▶ _ABOUT THIS EXERCISE_:
Take the lines from the one containing "Transcribe this image's" through the final line below and restate them exactly. Omit the pictures.

[Entries taken from a collection]
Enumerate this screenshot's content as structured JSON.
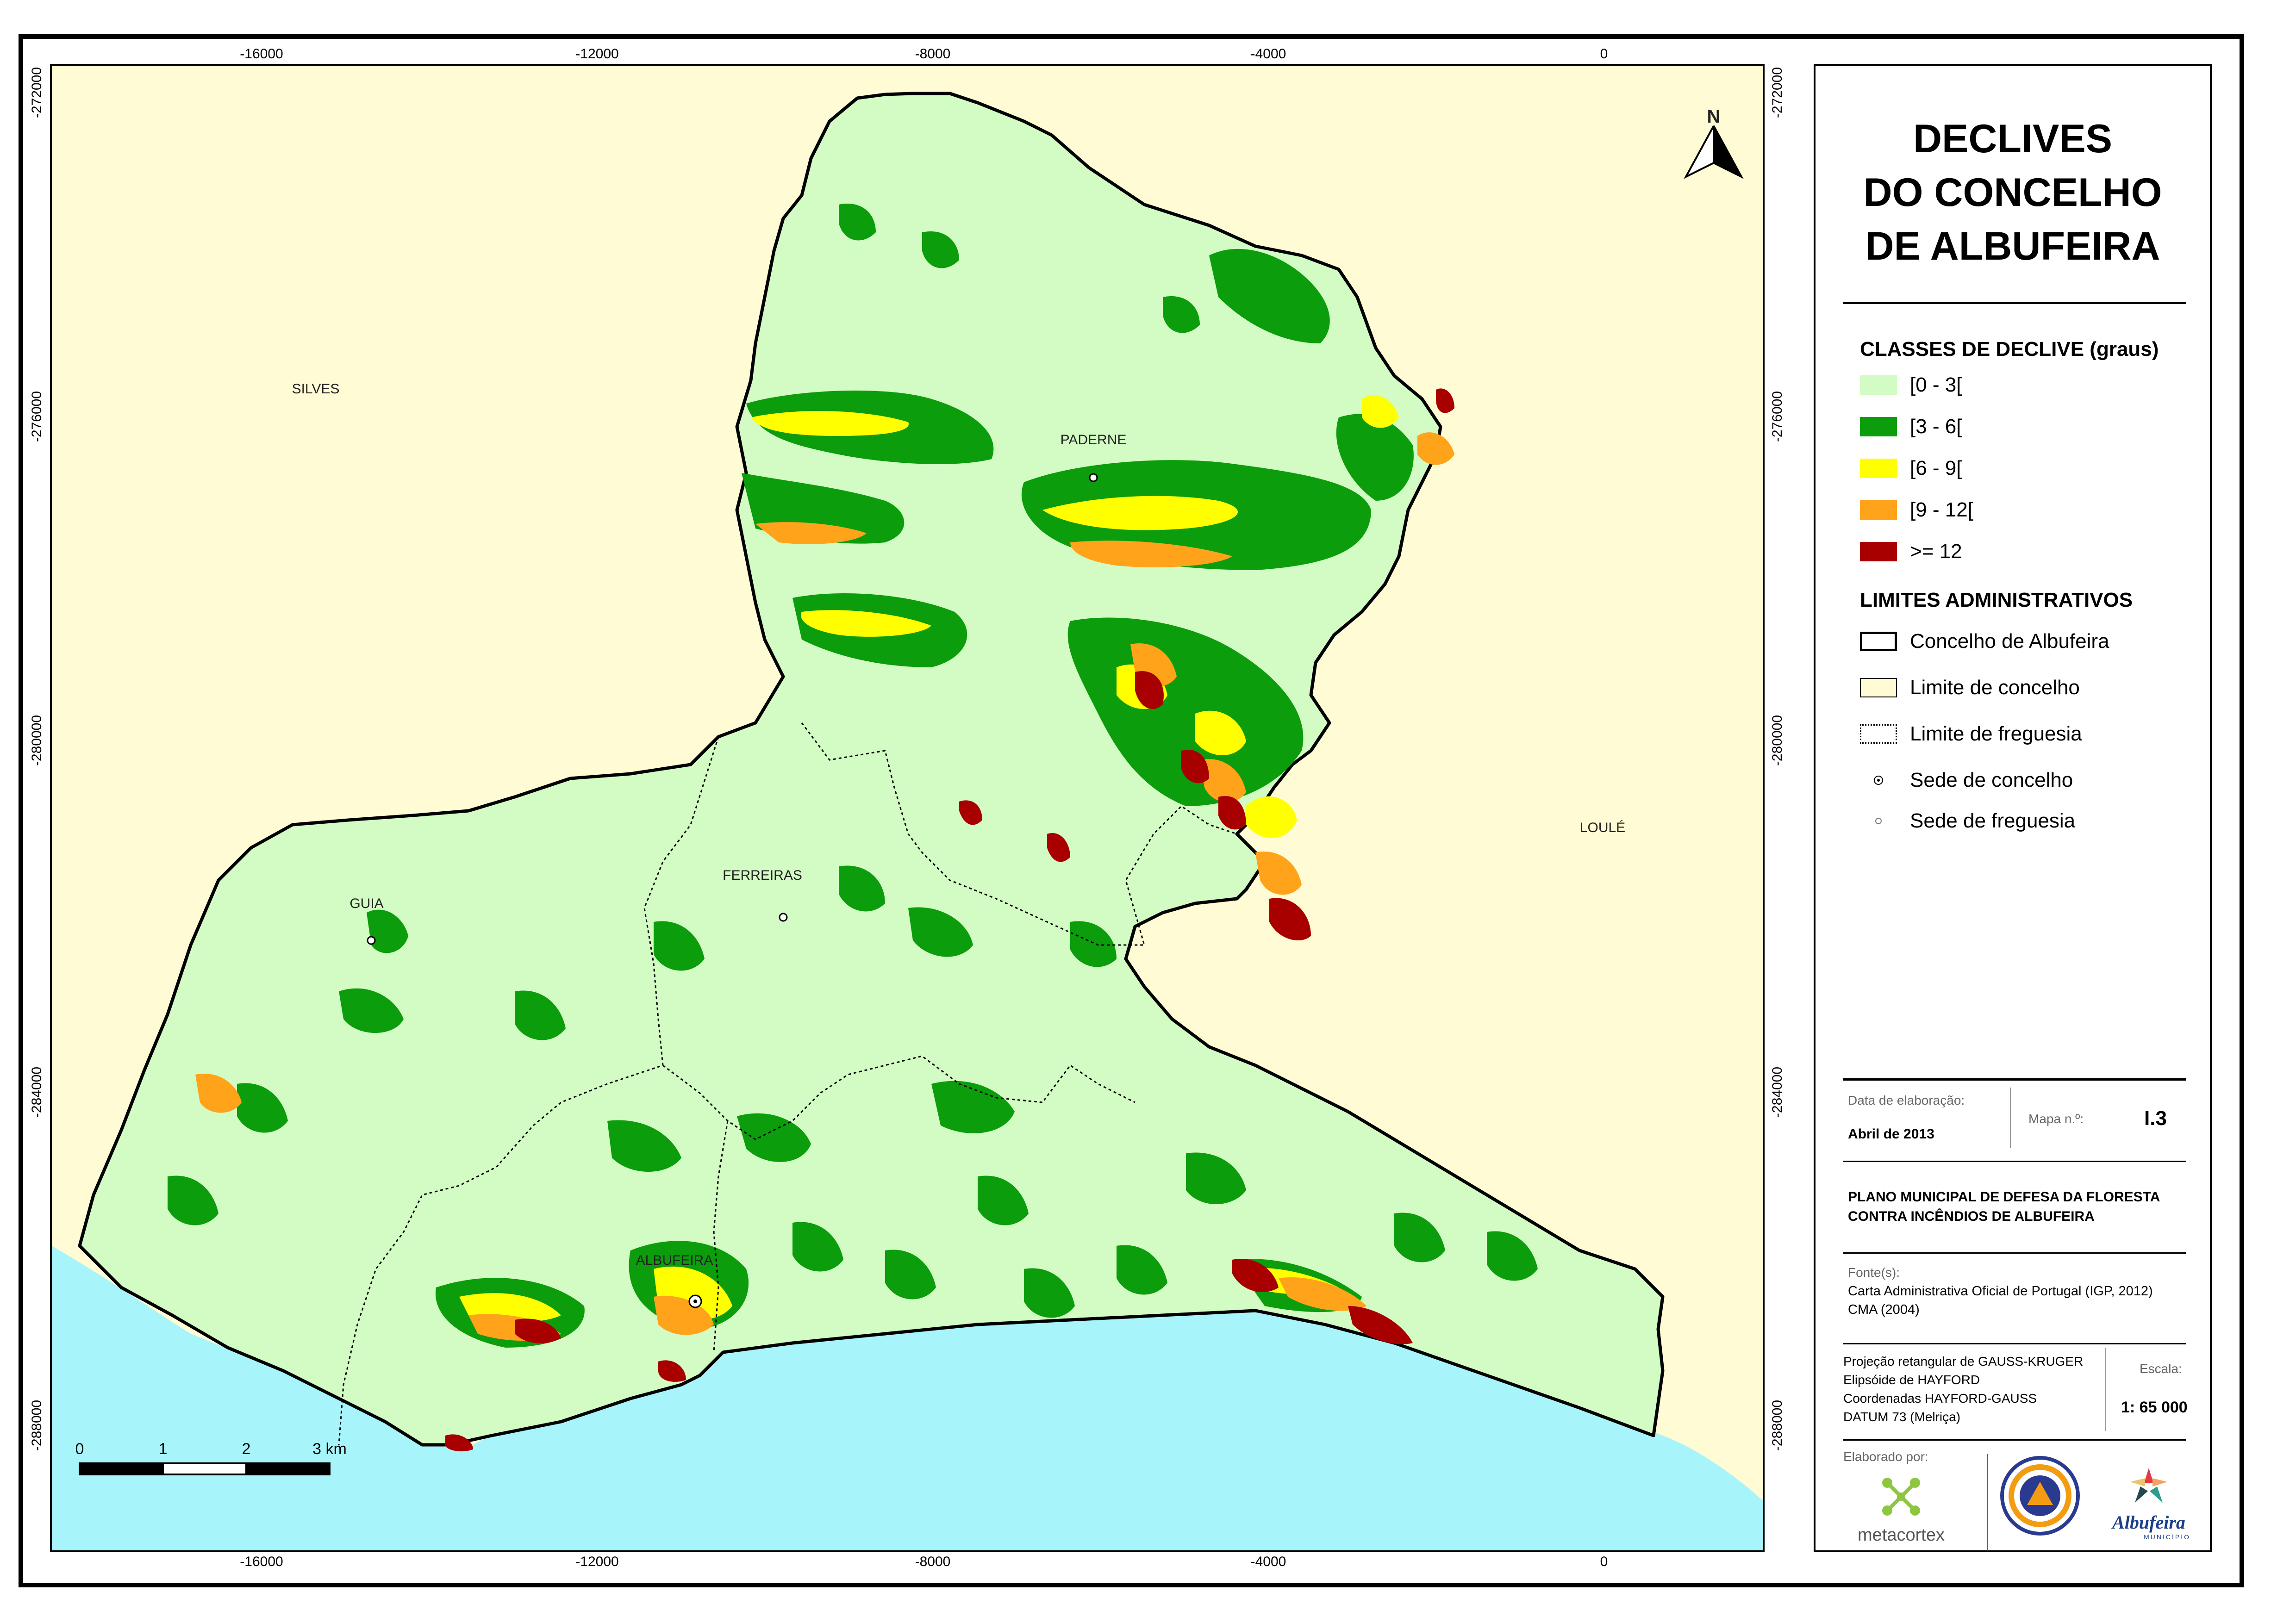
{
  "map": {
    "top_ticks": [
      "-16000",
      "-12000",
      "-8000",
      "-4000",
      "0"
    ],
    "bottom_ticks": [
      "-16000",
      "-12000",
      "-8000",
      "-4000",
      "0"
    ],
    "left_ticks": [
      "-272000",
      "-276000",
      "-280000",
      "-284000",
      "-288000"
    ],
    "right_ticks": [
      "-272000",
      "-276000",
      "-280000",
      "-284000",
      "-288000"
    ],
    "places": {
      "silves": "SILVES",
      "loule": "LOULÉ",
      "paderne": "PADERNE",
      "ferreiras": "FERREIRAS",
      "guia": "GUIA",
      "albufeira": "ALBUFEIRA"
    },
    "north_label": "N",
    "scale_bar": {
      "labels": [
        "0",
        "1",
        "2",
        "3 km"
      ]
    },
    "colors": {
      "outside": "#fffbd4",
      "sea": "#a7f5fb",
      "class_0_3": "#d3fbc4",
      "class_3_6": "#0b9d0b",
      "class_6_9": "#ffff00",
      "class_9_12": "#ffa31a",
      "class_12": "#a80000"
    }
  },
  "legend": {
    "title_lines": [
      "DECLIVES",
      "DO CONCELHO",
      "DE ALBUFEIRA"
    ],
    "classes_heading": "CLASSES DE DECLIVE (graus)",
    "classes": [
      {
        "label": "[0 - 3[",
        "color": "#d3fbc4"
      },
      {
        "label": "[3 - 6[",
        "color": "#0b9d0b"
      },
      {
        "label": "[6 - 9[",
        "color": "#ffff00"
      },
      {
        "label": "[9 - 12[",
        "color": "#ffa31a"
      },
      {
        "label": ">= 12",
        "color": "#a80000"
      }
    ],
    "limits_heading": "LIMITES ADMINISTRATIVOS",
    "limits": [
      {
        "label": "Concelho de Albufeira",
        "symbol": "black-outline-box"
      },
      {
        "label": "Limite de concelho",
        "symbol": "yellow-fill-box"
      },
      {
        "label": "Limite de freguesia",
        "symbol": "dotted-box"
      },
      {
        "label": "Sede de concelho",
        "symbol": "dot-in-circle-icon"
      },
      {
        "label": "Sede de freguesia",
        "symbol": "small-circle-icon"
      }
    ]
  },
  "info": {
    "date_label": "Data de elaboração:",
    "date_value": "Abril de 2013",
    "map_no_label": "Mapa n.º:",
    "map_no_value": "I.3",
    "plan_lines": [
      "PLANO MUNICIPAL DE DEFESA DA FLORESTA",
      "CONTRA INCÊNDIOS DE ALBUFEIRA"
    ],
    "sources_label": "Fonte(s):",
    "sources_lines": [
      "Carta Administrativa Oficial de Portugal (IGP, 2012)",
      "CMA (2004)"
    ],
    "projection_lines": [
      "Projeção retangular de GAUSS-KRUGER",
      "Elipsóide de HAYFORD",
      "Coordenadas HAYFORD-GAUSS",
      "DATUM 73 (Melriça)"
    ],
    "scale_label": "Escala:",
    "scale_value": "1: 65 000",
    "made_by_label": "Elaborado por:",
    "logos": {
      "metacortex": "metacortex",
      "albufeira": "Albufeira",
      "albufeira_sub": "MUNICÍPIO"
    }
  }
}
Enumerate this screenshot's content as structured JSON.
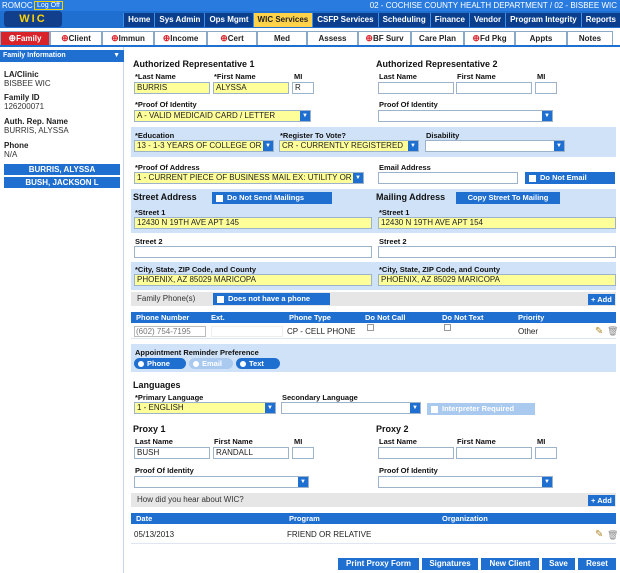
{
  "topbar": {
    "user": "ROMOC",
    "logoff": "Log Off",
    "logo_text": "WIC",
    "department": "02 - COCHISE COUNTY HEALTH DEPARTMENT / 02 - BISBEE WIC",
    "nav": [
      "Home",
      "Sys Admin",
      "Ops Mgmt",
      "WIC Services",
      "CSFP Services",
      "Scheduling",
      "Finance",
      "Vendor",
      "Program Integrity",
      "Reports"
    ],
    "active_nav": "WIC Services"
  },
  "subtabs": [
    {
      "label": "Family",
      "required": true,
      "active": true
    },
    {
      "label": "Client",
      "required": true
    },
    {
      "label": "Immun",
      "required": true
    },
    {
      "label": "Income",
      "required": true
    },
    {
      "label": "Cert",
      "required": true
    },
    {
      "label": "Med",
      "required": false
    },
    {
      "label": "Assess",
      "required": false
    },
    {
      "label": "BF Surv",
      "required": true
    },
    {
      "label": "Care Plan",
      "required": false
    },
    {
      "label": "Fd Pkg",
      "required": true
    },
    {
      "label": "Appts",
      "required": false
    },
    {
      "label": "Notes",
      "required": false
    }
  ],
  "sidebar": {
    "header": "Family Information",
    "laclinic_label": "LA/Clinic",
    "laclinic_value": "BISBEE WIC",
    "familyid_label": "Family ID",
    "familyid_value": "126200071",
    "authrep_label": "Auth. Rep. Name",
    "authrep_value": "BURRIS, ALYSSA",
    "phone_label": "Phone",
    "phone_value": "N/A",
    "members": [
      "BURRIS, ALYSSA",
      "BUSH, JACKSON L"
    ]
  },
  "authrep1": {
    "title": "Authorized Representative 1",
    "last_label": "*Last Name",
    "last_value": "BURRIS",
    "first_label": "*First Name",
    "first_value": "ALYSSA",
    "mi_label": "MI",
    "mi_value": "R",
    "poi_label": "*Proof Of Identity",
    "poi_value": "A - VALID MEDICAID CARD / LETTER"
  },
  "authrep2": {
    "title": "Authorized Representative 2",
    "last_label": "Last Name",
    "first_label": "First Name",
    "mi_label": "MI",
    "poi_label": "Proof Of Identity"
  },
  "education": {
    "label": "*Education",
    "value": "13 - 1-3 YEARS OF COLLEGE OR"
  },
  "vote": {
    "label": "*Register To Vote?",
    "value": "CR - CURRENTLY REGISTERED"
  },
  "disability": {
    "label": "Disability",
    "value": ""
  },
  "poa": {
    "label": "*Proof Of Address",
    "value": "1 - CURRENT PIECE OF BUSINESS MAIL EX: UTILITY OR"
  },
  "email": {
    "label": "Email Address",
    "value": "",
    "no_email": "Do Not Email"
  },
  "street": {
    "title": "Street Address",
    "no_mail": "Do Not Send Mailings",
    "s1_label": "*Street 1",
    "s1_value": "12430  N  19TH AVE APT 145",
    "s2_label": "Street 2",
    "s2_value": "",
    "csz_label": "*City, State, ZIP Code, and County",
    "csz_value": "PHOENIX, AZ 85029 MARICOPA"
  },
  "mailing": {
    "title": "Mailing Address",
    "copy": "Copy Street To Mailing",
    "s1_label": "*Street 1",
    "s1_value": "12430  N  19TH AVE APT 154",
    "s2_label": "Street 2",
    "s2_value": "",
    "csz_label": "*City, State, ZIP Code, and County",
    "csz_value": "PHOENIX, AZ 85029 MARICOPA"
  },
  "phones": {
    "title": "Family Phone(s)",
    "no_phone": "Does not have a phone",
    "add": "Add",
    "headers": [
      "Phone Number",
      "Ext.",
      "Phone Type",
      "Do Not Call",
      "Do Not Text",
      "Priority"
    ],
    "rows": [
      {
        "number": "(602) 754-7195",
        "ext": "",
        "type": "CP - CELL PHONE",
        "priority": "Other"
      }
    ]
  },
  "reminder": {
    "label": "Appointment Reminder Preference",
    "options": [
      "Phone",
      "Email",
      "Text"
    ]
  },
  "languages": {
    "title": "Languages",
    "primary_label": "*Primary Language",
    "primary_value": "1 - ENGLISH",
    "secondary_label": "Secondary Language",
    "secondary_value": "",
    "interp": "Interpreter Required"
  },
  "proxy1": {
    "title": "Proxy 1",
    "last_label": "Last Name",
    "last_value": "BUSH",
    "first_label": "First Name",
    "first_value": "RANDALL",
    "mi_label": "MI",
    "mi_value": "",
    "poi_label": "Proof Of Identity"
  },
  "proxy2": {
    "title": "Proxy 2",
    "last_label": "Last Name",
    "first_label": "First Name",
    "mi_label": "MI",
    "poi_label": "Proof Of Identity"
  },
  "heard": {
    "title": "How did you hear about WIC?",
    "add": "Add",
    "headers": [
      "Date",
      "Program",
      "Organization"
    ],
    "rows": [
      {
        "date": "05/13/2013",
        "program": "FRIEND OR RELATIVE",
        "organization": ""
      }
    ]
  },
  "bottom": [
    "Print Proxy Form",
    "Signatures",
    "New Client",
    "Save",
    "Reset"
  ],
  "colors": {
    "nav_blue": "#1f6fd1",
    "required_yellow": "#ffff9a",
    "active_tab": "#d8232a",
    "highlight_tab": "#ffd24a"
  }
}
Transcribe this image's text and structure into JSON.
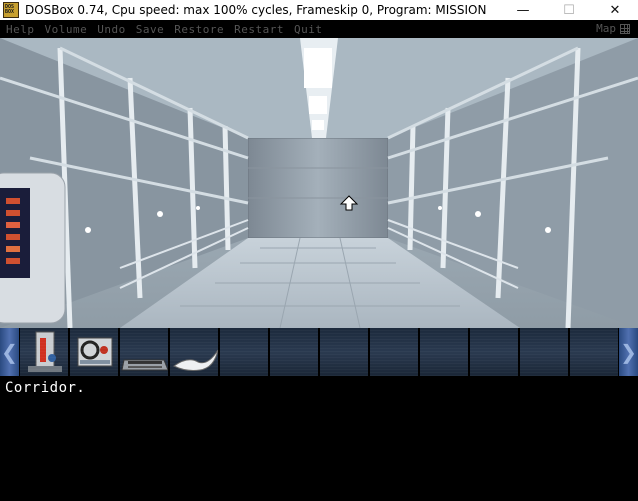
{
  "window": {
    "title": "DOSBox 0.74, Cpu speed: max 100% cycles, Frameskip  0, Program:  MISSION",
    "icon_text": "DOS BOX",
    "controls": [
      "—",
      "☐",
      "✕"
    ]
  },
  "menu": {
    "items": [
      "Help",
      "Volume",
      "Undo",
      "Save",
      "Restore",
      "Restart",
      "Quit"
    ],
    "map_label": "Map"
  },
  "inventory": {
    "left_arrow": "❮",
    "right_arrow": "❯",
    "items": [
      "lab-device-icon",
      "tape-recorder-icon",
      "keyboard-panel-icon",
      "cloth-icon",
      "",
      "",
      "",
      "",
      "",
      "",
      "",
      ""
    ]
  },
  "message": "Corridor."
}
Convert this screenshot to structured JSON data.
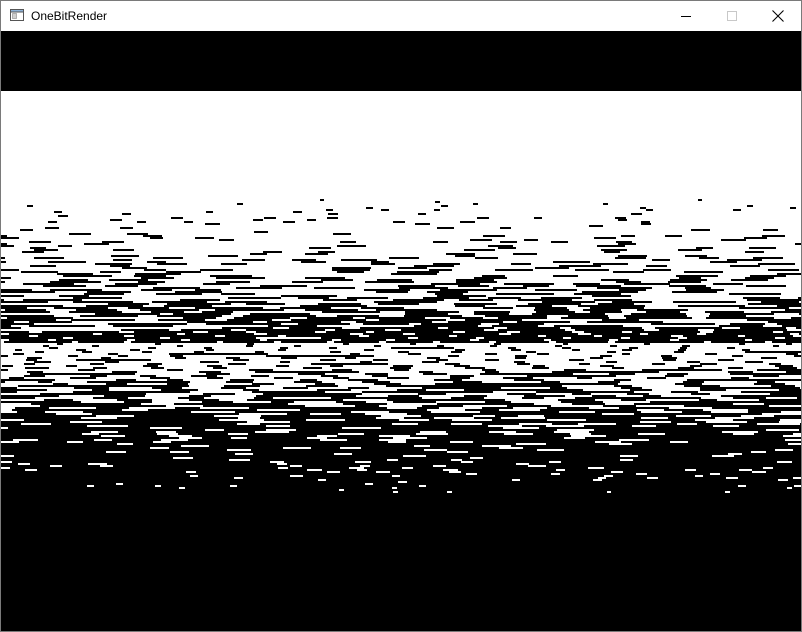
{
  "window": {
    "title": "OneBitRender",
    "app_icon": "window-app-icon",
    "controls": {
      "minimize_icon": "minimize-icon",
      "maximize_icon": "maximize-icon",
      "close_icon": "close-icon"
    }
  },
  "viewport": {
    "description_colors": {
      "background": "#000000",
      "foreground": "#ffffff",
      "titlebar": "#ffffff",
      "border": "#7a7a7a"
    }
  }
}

▶ _ANSWER AREA_:
Transcribe this image's text and structure into JSON.
{
  "window": {
    "title": "DOSBox 0.74, Cpu speed: max 100% cycles, Frameskip  0, Program:  MISSION",
    "icon_text": "DOS BOX",
    "controls": [
      "—",
      "☐",
      "✕"
    ]
  },
  "menu": {
    "items": [
      "Help",
      "Volume",
      "Undo",
      "Save",
      "Restore",
      "Restart",
      "Quit"
    ],
    "map_label": "Map"
  },
  "inventory": {
    "left_arrow": "❮",
    "right_arrow": "❯",
    "items": [
      "lab-device-icon",
      "tape-recorder-icon",
      "keyboard-panel-icon",
      "cloth-icon",
      "",
      "",
      "",
      "",
      "",
      "",
      "",
      ""
    ]
  },
  "message": "Corridor."
}
Convert this screenshot to structured JSON data.
{
  "window": {
    "title": "OneBitRender",
    "app_icon": "window-app-icon",
    "controls": {
      "minimize_icon": "minimize-icon",
      "maximize_icon": "maximize-icon",
      "close_icon": "close-icon"
    }
  },
  "viewport": {
    "description_colors": {
      "background": "#000000",
      "foreground": "#ffffff",
      "titlebar": "#ffffff",
      "border": "#7a7a7a"
    }
  }
}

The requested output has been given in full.